LVT Flooring

LVT vs. LVP: What are the differences, and which should you choose?
When it comes to vinyl flooring, you’ve certainly heard a few acronyms, the most prominent of which are LVT and LVP. These are two varieties of luxury vinyl flooring, and it’s critical to grasp the distinction before selecting your next flooring improvement.
In the following section, I delve into these types of flooring, highlighting their primary stylistic differences. Both options are exceptional and have the potential to transform any room in their installation.
What is LVT?
LVT stands for Luxury Vinyl Tiles.
Luxury vinyl tiles are a form of hard flooring that resembles classic surfaces such as stone, concrete, and wood. Often square or offset rectangular in shape, the tiles consist of numerous layers, with vinyl serving as the core.

What is LVP?
Luxury Vinyl Planks, or LVP,
Luxury vinyl planks are a form of hard flooring that looks like hardwood. Often longer and narrower than LVT, the planks share numerous layers, with vinyl serving as their primary component.
Which is the better option?
So, as you might expect, the only difference between LVT and LVP is the shape and design of the panels. LVT flooring is typically tiled and square, resembling stone and concrete, whereas LVP flooring is planked, narrow, and rectangular, resembling hardwood.
That is it. Everything else about these kinds of flooring remains the same, including the components, layered design, and manufacturing process. Your preferred style determines the superior option because it’s merely an aesthetic difference!

Choosing LVT or LVP: Considerations
I hope you’re not disappointed, but the LVT vs. LVP debate comes down to the shape and design of the individual panels. As a result, if you’re considering this type of flooring, you should think about luxury vinyl flooring in general rather than just LVT or LVP. To assist, I have outlined the essential factors for this flooring style below.

Appearance and Design Options:
LVT and LVP are available in a variety of colors, styles, sizes, and designs, and this is where you’ll decide between plank and tile. Would you like to recreate a traditional stone tile floor? If so, LVT is a superior choice.
Alternatively, if you want to simulate a timber floor, LVP is a superior option.
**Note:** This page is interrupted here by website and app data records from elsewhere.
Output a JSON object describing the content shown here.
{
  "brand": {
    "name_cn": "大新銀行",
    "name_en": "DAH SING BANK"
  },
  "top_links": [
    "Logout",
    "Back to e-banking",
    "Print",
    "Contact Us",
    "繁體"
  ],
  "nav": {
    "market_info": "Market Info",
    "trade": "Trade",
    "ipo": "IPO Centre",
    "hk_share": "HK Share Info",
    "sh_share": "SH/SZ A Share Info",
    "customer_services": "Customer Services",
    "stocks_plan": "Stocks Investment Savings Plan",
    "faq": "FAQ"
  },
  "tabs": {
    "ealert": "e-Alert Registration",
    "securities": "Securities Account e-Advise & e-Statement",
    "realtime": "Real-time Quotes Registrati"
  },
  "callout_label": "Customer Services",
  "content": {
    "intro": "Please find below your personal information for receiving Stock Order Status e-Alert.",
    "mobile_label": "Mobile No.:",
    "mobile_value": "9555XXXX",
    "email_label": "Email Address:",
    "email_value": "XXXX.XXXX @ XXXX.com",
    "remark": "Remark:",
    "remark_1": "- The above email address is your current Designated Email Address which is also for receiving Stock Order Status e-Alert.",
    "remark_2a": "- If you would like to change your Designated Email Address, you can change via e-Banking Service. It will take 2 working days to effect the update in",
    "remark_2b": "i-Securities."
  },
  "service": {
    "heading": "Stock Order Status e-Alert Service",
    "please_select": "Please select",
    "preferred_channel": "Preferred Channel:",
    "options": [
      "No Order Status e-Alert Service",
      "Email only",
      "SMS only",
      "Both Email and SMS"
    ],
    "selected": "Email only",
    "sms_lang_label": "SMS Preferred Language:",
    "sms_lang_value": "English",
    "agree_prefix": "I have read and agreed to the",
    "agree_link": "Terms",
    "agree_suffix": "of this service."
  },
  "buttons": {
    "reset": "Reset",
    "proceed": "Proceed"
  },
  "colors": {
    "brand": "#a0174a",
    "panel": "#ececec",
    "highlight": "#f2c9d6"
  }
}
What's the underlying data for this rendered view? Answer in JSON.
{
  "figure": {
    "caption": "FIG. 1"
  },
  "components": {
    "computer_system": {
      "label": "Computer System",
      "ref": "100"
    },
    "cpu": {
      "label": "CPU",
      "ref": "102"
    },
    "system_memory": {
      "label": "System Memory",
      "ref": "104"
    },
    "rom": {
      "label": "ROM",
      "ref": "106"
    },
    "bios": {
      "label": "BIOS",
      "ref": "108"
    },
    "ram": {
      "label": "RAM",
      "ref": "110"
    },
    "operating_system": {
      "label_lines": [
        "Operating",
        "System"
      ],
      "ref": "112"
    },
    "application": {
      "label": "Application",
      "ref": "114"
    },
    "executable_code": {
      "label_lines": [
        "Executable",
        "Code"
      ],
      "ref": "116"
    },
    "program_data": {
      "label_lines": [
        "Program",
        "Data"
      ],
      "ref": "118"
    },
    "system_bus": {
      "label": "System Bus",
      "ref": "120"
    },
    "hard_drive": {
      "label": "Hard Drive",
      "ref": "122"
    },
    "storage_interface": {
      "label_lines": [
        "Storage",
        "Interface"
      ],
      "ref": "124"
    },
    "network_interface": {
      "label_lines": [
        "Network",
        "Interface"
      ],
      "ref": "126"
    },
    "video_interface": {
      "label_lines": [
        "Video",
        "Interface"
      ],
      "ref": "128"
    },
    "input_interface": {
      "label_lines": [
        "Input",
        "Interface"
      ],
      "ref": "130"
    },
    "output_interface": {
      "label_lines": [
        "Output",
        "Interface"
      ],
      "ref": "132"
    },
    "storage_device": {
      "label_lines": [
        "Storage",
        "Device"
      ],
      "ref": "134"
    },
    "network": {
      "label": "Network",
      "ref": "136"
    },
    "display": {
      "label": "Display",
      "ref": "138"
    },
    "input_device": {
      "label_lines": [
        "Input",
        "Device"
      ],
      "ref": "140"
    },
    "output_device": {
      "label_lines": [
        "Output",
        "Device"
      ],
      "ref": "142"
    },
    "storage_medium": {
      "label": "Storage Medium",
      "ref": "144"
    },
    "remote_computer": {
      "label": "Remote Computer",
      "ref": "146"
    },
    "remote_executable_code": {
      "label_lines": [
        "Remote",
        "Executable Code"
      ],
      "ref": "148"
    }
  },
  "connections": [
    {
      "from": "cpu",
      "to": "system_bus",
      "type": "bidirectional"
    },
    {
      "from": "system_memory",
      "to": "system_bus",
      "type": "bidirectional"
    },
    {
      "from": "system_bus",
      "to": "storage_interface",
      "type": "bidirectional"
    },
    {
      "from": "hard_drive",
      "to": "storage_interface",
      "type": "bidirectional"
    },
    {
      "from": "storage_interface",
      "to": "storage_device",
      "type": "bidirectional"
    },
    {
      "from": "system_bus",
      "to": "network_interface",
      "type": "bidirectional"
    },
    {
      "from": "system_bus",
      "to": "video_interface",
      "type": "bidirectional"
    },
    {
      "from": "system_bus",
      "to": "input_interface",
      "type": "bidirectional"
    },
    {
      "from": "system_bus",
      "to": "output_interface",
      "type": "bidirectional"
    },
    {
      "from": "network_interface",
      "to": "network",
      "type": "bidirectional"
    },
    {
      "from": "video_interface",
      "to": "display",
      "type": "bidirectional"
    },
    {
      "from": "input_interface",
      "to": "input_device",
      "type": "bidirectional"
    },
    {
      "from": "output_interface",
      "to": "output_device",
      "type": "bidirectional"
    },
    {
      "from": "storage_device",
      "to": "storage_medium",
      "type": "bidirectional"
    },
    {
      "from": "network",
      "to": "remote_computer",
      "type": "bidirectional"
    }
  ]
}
Remember that LVP typically favors wooden colors and textures, whereas LVT offers more neutral and light grays, as well as textures that resemble concrete and stone.
Installation Methods:
Both LVT and LVP have a variety of installation options, including click LVT flooring and glue-down LVT. The click method is simple, and you can do it yourself because no adhesive is necessary. Individual planks or tiles simply lock together to function as floating flooring.
In contrast, glue-down LVT, or LVP, uses adhesive to secure the tiles or planks to the subfloor. With any installation method, the subfloor must be in good shape and level; otherwise, warping may occur.
The Wear Layer
The wear layer is situated on top of both LVT and LVP flooring. This is a translucent vinyl layer that provides protection and resistance. It preserves both the cosmetic layer and the vinyl core, as well as preventing UV damage and being water-resistant.
You may purchase varying thicknesses of wear layers, and the simple rule is that the thicker the wear layer, the more robust and long-lasting the luxury vinyl flooring is.

Maintenance and upkeep
The beautiful thing about luxury vinyl flooring is how easy it is to maintain. Typically, the tiles or planks are not completely waterproof, but they are water-resistant, so you can wipe the floor as long as you do not wet it with water.
Additionally, the panels make vacuuming and dusting easier and typically withstand wear and tear without scratching easily.

Budget
The total thickness of the panels, the thickness of the wear layer, and the installation method will determine your luxury vinyl flooring budget. Aside from that, there is little (if any) difference in pricing between LVT and LVP flooring. In general, LVP and LVT are comparable in price to carpet and less expensive than traditional hard floors such as hardwood or stone.

LVT vs. LVP: A Case of Personal Preference
To summarize, the sole difference between LVT and LVP is the shape and style of each individual panel. LVT, typically tiled in square shapes, bears a resemblance to traditional stone and concrete surfaces. Rectangular planks make up LVP, which frequently mimics real hardwood floors.
Both floor types follow the same manufacturing procedure and share similar construction, composition, price, and availability. Therefore, the decision between LVT and LPV ultimately comes down to personal preference!

LVT Flooring